Things get much more interesting when you start meeting boss creatures, such as dragons, where you will have to be much more mindful of how you dodge and attack. Dragons are a great example, and dodging fire breath while attacking the head and tail is plenty of fun, whereas Giants, whom you will likely be firing spell cannons at, are less fun and feel more like a slog where you’re not so much attacking a threatening enemy and more attacking a large health bar over and over again. To say it gets repetitive in these situations is a bit of an understatement.
What I really like about Dragon Quest Heroes is the ability to switch between genuinely interesting characters – I quickly found the starting cast to be a bit boring to play as, but the story quickly introduces you to brand new characters with much faster and more explosive ways to wipe through enemies.
As a person whose experience with the Dragon Quest series only stretches as far as “I played a few of the games for a few hours” I’m pleasantly surprised with just how much there is to enjoy here. And, very much unlike other Warriors games, there are elements that really showcase Dragon Quest’s JRPG origins. All the characters have equipment to buy and upgrade, adding to their defense, magic meter, attack stats and more. You can even create and equip accessories while in your main base using materials you’ll pick up whilst wiping out the waves of enemies.
What’s possibly most surprising about Dragon Quest Heroes is that the meld of JRPG elements and Warriors gameplay actually works far better than I would’ve expected. Sure, there are times in battle where it feels very obvious that you’re playing a Warriors games, but when aboard the Stonecloud, a massive airship that becomes your base of operations, the game suddenly has the unmistakable vibe of a Dragon Quest town or village. It’s here where it becomes obvious that Dragon Quest hasn’t just been slapped into a Musou button bashing marathon, instead it has very much becomes its own unique game.
It’s a shame, then, that the game isn’t amazing. Despite high production values, really lovely graphics and fun gameplay Dragon Quest Heroes gets repetitive very, very quickly. Everything looks and feels silky smooth (aside from the frame rate whilst aboard the Stonecloud) and yet despite this it’s difficult to want to go back. There are quests left on the map, areas to explore, maps which open up further areas, and yet, I just don’t want to have to do them. I don’t want to have to hunt down another group of Slimes hidden in the tall grass, or another armored monster with a big shield.
Warriors games may be repetitive, with you defeating the same enemies on the same maps, but there’s always a feel of progression, like each base you capture during each 20-minute stage feels like a big move towards your goal. Dragon Quest Heroes’ smaller stages and simpler victory conditions just feel trivial and boring after so much sword slashing.

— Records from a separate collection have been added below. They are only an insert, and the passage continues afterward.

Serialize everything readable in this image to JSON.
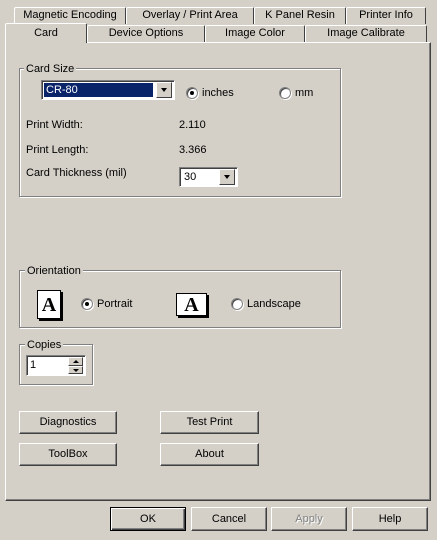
{
  "tabs": {
    "row1": [
      "Magnetic Encoding",
      "Overlay / Print Area",
      "K Panel Resin",
      "Printer Info"
    ],
    "row2": [
      "Card",
      "Device Options",
      "Image Color",
      "Image Calibrate"
    ],
    "active": "Card"
  },
  "card_size": {
    "title": "Card Size",
    "selected": "CR-80",
    "unit_inches": "inches",
    "unit_mm": "mm",
    "selected_unit": "inches",
    "print_width_label": "Print Width:",
    "print_width_value": "2.110",
    "print_length_label": "Print Length:",
    "print_length_value": "3.366",
    "thickness_label": "Card Thickness (mil)",
    "thickness_value": "30"
  },
  "orientation": {
    "title": "Orientation",
    "portrait_label": "Portrait",
    "landscape_label": "Landscape",
    "icon_glyph": "A",
    "selected": "Portrait"
  },
  "copies": {
    "title": "Copies",
    "value": "1"
  },
  "tools": {
    "diagnostics": "Diagnostics",
    "test_print": "Test Print",
    "toolbox": "ToolBox",
    "about": "About"
  },
  "footer": {
    "ok": "OK",
    "cancel": "Cancel",
    "apply": "Apply",
    "help": "Help"
  },
  "colors": {
    "dialog_bg": "#d4d0c8",
    "selection_bg": "#0a246a"
  }
}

Despite how much I really do like the atmosphere of the game, the graphics, the beautiful music, even the characters, the gameplay is just too simple and boring for me to truly recommend Dragon Quest Heroes to anyone that wants a more substantial game.